Another interesting aspect of the phenomenon “war violence,” “victimhood,” and “reconciliation” to be examined in a future analysis, regards the stories of perpetrators describing violent situations. Conversations with these actors and an analysis of their stories might add a nuanced perspective of the phenomenon “war violence,” “victimhood,” and “reconciliation”. Another question that emerged during my work on this article is, What importance is given to stories told by the perpetrator of violence and those subjected to violence in the development of a post-war society? I believe it is of great importance to study stories in both categories. By recounting their stories, those subjected to violence could obtain recognition and some degree of self-esteem and the perpetrators be given a chance to explain to themselves and others, display shame over their actions, and possibly restore their social status. Without this type of process, those who are subjected to violence risk a life without recognition, and the perpetrators risk being permanently bound by their war-time actions, a clearly unstable foundation for the future development of a post-war society.

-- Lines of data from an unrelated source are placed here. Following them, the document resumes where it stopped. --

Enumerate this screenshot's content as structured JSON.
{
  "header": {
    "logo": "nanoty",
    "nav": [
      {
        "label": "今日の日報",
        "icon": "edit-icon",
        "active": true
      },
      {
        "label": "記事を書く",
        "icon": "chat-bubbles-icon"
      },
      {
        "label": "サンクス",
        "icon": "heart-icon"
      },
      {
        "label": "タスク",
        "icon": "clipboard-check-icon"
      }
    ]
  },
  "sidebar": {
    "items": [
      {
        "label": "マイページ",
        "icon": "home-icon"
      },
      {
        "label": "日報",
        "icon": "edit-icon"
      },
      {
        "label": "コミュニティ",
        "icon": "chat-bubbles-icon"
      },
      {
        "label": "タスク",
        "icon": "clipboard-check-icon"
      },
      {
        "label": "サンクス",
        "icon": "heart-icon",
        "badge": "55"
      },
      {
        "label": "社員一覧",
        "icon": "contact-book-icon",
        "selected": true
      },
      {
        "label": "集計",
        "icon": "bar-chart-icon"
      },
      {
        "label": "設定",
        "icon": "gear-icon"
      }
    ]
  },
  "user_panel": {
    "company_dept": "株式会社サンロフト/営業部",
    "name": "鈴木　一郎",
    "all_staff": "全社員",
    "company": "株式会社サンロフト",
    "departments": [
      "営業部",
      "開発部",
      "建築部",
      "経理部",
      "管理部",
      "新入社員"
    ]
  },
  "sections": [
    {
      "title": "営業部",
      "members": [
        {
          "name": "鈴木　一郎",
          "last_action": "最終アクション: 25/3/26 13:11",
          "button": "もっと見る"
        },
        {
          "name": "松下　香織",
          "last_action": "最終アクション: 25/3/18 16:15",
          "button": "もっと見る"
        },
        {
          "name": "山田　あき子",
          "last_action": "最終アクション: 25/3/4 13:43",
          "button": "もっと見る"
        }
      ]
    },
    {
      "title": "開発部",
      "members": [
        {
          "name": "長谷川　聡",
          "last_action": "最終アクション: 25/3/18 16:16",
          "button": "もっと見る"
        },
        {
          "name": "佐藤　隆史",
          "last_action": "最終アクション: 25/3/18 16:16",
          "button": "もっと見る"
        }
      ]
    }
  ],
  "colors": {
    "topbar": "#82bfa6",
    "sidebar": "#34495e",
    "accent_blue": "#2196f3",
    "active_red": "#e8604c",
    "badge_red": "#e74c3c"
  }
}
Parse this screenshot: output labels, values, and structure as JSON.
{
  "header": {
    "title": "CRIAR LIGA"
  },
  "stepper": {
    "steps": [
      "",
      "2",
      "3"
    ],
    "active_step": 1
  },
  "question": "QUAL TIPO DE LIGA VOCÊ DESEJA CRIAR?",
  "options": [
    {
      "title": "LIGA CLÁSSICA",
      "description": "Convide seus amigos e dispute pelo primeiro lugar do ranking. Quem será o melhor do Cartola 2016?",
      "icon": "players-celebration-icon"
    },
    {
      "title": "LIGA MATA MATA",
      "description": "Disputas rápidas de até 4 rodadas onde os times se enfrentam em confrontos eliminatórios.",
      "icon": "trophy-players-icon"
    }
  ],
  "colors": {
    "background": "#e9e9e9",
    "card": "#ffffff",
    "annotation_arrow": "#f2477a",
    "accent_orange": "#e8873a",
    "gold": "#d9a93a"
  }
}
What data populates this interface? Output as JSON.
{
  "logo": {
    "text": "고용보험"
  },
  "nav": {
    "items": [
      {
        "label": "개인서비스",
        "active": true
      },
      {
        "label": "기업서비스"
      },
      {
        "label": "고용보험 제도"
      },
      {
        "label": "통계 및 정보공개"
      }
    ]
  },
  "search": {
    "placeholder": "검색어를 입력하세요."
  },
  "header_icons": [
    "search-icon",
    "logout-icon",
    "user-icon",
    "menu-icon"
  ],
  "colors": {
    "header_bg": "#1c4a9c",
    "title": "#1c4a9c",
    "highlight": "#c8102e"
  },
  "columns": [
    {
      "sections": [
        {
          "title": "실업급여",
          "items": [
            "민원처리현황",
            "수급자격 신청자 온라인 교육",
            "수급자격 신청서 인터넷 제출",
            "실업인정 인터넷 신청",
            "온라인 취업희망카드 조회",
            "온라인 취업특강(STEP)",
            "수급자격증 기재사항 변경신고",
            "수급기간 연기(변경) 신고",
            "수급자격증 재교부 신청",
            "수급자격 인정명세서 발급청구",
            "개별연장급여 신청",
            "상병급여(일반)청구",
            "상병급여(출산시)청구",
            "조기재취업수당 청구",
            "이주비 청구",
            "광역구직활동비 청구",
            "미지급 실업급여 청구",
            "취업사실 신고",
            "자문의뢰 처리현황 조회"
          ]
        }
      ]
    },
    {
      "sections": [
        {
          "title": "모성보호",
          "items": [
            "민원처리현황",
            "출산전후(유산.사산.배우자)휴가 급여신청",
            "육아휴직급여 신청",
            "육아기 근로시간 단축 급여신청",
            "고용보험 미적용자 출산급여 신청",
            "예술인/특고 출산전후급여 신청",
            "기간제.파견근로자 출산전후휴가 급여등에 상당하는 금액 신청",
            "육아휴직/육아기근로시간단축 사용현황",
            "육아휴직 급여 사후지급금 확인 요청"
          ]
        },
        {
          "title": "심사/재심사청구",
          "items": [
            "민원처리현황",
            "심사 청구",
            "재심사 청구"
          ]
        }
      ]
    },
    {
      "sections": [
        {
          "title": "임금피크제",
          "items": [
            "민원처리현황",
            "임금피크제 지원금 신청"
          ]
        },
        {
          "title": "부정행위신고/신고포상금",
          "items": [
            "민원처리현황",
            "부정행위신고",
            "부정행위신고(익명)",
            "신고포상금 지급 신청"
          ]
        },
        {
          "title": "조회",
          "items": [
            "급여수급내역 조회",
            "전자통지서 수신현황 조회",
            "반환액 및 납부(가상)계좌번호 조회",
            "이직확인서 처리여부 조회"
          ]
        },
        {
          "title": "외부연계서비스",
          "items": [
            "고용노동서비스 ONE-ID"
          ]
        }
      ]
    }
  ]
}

Oakland, USA, 2016. 10-10 p.
war, war violence, war crime, victimhood, sexual war violence, perpetrator, victim, reconciliation, narrative, perpetrator of violence, subjected to violence, violence, humiliated self, stigma, emotion, resistance, de-ritualization, power ritual, sociology, Bosnia and Herzegovina, crime, forgiveness, implacability, war memory, recollection, traumatic memory, personal memory, ethnography, collective memory
Linking Theory and Practice: The Conduct of Sociology. 87th Annual Meeting of the Pacific Sociological Association, Pacific Sociological Association, Oakland, USA (20160330-20160402).